Western Animation / Davey and Goliath


Art Clokey, the creator of Gumby, produced this syndicated Religious Edutainment series in the early 1960s for one of the predecessors of the Evangelical Lutheran Church in America. It centered on a young boy named Davey Hansen and his talking dog, Goliath. When Goliath speaks, only Davey can hear him. More information: http://www.daveyandgoliath.org/

The Simpsons episodes "Bart the Lover", "Simpsons Bible Stories", "HOMR" and "Ned 'n' Edna's Blend" all include mocking references to Davey and Goliath. [adult swim]'s Moral Orel started as a direct parody (at least, that's what popular belief will tell you)note .

This series provides examples of:

  • Animated Series: Animated in a similar style to Gumby.
  • As the Good Book Says...: Being a Christian show, of course this trope appears in a few episodes, most notably "The Doghouse Dreamhouse" where Davey puts a Bible verse above the entrance of Goliath's Doghouse, and "To The Rescue" where they read Bible verses about teamwork, the episode's Aesop, during Chapel at Church Camp.
  • Blind Black Guy: An episode involving Jonathan's cousin, who was temporarily blind after an operation.
  • The Bully: The title character in "Bully Up a Tree" harasses Davey until he winds up, well, caught in a tree.
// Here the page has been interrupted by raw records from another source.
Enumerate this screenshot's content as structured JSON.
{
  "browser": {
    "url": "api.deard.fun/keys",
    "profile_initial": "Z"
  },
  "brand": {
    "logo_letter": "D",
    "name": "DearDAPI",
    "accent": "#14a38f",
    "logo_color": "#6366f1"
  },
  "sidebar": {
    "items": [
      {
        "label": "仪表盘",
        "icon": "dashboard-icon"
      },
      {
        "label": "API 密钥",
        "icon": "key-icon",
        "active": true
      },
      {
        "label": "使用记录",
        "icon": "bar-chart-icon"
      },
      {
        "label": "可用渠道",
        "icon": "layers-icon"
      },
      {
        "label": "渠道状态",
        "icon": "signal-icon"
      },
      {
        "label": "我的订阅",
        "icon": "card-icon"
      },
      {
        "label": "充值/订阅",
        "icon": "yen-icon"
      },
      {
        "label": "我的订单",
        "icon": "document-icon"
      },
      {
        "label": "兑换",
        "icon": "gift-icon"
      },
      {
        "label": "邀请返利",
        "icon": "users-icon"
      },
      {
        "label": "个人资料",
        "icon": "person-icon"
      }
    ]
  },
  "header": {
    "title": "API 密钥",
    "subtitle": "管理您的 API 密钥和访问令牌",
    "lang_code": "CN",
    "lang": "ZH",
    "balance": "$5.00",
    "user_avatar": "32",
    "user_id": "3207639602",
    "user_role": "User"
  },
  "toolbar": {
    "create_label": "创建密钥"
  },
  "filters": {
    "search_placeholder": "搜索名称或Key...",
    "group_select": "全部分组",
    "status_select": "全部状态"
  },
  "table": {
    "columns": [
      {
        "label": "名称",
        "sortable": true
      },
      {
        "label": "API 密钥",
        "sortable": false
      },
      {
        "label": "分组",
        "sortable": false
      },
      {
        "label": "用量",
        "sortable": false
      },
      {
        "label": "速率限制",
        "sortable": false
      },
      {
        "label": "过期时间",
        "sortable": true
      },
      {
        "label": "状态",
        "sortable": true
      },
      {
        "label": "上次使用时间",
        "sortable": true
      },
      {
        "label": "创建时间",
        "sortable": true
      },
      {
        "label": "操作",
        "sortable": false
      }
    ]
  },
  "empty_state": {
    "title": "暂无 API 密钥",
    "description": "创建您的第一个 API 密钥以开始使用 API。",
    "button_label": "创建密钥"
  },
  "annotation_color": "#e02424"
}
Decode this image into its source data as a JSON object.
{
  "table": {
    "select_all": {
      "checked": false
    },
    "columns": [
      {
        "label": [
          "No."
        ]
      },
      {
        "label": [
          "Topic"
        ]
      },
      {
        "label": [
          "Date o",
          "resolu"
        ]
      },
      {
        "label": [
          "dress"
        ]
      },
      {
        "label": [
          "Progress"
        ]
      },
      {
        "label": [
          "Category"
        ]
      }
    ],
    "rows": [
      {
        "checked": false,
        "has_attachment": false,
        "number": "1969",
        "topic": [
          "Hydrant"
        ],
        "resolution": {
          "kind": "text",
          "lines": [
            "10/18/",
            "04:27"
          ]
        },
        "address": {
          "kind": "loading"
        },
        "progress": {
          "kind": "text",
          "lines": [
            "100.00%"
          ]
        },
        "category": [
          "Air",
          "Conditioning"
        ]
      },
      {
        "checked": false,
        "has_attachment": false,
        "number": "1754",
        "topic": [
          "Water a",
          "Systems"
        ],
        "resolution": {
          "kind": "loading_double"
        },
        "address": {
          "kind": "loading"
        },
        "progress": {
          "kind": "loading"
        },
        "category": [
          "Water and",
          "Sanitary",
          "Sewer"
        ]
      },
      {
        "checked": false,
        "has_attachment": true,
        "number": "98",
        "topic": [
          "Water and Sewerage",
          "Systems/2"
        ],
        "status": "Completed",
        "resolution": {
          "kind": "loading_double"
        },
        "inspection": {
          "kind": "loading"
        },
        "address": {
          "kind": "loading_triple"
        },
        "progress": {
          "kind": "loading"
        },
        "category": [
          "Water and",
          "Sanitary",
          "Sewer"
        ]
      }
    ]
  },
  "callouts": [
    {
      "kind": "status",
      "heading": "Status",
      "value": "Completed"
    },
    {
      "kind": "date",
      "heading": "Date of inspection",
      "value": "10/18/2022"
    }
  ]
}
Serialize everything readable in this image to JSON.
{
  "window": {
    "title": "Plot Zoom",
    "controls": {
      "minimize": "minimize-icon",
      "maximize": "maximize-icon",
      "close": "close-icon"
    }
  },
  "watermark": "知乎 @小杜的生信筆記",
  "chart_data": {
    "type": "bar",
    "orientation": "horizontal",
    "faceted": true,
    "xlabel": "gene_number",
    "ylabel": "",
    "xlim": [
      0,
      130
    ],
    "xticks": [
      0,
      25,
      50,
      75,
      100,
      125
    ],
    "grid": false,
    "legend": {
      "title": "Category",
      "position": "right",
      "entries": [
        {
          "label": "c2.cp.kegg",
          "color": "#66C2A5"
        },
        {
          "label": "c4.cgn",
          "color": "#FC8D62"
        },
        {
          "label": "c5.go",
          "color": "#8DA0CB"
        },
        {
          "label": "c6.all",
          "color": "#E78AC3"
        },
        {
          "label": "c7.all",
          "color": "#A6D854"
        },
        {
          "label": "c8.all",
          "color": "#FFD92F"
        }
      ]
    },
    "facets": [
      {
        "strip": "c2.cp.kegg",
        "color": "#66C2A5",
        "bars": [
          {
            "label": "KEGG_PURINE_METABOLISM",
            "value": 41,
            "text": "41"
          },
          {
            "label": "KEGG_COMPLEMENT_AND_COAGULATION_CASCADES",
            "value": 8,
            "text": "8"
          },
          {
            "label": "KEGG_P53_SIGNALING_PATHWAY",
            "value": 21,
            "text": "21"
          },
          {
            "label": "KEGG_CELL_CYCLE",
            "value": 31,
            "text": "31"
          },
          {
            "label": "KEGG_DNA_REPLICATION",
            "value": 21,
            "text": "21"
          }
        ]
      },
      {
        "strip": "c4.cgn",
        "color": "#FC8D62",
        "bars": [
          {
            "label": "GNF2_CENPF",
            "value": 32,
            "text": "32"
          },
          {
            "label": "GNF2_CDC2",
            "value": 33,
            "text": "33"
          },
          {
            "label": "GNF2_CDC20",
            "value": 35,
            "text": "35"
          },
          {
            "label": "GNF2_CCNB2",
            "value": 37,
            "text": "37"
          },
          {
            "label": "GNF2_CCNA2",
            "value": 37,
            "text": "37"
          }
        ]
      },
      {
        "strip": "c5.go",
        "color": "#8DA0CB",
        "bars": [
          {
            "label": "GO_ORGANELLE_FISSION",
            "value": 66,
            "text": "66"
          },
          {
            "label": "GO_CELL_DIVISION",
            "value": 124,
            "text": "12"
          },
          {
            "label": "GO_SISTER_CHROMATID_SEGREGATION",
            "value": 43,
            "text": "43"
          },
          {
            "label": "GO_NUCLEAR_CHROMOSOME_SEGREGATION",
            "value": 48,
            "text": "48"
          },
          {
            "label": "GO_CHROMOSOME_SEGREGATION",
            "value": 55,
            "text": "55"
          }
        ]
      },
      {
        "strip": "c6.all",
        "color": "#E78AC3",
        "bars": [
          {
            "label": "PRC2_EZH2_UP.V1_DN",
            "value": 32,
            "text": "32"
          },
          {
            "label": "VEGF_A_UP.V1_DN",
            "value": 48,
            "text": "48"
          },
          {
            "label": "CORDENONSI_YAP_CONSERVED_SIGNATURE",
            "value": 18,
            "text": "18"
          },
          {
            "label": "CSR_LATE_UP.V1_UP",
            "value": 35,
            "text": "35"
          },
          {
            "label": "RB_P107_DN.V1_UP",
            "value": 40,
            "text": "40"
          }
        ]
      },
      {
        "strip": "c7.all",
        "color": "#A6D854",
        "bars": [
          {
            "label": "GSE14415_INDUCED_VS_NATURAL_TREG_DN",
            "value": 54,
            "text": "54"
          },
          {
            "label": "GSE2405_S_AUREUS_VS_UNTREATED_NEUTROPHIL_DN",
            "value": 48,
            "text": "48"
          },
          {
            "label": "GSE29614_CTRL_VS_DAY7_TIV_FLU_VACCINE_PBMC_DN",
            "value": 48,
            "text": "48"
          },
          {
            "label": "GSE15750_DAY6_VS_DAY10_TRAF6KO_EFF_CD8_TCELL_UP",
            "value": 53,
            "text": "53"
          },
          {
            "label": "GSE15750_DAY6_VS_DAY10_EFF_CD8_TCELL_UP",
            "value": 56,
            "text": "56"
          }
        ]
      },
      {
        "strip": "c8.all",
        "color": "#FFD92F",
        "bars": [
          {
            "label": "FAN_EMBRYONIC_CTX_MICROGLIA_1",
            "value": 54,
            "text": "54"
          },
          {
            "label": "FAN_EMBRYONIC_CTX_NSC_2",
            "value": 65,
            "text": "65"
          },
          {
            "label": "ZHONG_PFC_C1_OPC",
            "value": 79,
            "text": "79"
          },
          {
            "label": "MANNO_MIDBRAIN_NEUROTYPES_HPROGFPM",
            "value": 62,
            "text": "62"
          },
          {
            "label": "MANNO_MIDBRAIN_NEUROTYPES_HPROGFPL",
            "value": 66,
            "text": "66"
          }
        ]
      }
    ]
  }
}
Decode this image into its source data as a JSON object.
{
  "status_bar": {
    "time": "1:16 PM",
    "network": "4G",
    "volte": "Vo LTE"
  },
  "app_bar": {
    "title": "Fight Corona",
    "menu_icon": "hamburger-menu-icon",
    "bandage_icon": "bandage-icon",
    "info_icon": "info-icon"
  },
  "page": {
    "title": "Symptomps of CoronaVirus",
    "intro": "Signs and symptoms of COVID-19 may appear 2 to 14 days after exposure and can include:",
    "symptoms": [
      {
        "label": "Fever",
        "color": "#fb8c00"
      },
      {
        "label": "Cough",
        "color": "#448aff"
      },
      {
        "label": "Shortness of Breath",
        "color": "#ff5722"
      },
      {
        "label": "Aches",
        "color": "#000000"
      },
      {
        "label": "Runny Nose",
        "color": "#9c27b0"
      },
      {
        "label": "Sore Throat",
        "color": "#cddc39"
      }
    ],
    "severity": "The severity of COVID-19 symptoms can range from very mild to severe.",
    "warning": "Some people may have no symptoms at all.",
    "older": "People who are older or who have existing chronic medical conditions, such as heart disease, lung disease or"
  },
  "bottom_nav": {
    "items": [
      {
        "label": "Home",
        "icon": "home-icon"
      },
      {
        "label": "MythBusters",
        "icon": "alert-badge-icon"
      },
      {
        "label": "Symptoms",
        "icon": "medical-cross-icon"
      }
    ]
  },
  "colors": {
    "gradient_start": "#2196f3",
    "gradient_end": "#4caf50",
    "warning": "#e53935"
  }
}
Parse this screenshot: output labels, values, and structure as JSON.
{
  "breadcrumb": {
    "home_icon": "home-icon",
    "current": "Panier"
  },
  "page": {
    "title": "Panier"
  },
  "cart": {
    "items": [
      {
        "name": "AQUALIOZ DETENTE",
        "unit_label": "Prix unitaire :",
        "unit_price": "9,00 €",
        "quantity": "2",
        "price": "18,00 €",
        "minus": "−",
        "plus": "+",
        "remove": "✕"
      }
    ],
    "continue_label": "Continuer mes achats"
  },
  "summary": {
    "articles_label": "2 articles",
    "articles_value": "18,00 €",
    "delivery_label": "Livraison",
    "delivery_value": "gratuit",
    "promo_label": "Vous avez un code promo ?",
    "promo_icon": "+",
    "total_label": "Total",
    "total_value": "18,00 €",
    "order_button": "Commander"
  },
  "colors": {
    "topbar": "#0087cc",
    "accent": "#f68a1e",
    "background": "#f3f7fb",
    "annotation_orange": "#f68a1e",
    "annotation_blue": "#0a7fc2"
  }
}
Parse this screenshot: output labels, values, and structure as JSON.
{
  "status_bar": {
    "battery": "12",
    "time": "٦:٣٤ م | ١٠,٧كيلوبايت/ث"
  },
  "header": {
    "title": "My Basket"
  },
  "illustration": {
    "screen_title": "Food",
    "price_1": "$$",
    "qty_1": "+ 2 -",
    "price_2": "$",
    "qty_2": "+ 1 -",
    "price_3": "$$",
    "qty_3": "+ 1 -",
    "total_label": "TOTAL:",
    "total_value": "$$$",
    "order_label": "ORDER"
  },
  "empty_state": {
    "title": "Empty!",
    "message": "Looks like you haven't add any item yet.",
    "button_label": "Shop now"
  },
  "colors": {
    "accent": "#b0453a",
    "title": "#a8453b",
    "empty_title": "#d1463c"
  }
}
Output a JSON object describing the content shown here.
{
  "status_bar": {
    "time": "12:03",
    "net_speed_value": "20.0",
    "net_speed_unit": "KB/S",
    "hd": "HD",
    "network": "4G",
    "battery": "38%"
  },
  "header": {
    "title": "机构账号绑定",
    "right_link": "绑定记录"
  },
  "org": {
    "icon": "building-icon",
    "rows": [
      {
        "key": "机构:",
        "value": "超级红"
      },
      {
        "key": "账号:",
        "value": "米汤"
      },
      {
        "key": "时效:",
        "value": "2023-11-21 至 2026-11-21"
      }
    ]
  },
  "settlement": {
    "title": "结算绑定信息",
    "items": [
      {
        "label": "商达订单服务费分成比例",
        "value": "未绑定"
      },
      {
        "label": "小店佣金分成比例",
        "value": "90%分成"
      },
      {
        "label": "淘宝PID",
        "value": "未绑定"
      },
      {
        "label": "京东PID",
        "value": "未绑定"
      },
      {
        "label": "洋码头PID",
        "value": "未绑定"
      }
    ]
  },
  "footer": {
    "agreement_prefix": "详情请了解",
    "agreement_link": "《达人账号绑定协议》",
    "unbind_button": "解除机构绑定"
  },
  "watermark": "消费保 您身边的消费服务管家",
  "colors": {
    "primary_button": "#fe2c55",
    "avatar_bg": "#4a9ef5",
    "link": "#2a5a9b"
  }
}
He is disarmed and learns his lesson when Davey shows kindness and rescues him.
  • Catch-Phrase: Goliath often worriedly remarks, "I don't know, Davey..."
  • Character Celebrity Endorsement: Davey and Goliath appeared in a Mountain Dew ad in the early 2000s. The ELCA used the profits from the ad to make Davey and Goliath's Snowboard Christmas.
  • Claymation: Ala Gumby which is fitting considering they share a producer.
  • Fantastic Racism: In one episode, Goliath dislikes another neighborhood dog because the other dog has spots. Eventually he learns the Aesop that color doesn't matter and what counts is the heart on the inside. (This parallels a storyline in which Davey confronts racial prejudice with his friend Scottie.)
  • Four-Fingered Hands: Featured on the human characters due to the Claymation.
  • Jesus Taboo: Although the series was produced by the Lutheran Church, the characters rarely mentioned specific religious terms, to ensure the show had a broad appeal.note 
  • Karmic Twist Ending: In one episode, Jimmy rushes past an injured girl in order to collect a "Good Neighbor" balloon at a festival. Davey stops to help the girl and as a result doesn't receive his balloon. The episode concludes with Jimmy boasting that he's a good neighbor since he has the balloon to prove it— and to his dismay the balloon pops right in his face.
  • Real Song Theme Tune: "A Mighty Fortress is Our God", a hymn written by Martin Luther in the 16th century.
  • Talking Animal: Goliath though he is only heard by Davey.
  • Token Minority: Jonathan Reed is black and one of the earliest examples of this trope on TV.
  • Totally Radical: Davey and Goliath's Snowboard Christmas, a special produced by the ELCA in 2004.
  • Wham Episode: The Easter special episode, where Davey's grandmother dies.
  • What the Hell, Hero?: In a later episode, Goliath pulls a child out of the way of an oncoming ambulance and, when the child points at his ear in explanation, Davey angrily retorts, "You bet you oughta shoot yourself, for being so dumb!" Once Davey learns that the boy is in fact deaf, he feels appropriately remorseful for his words. But still, geez, Davey.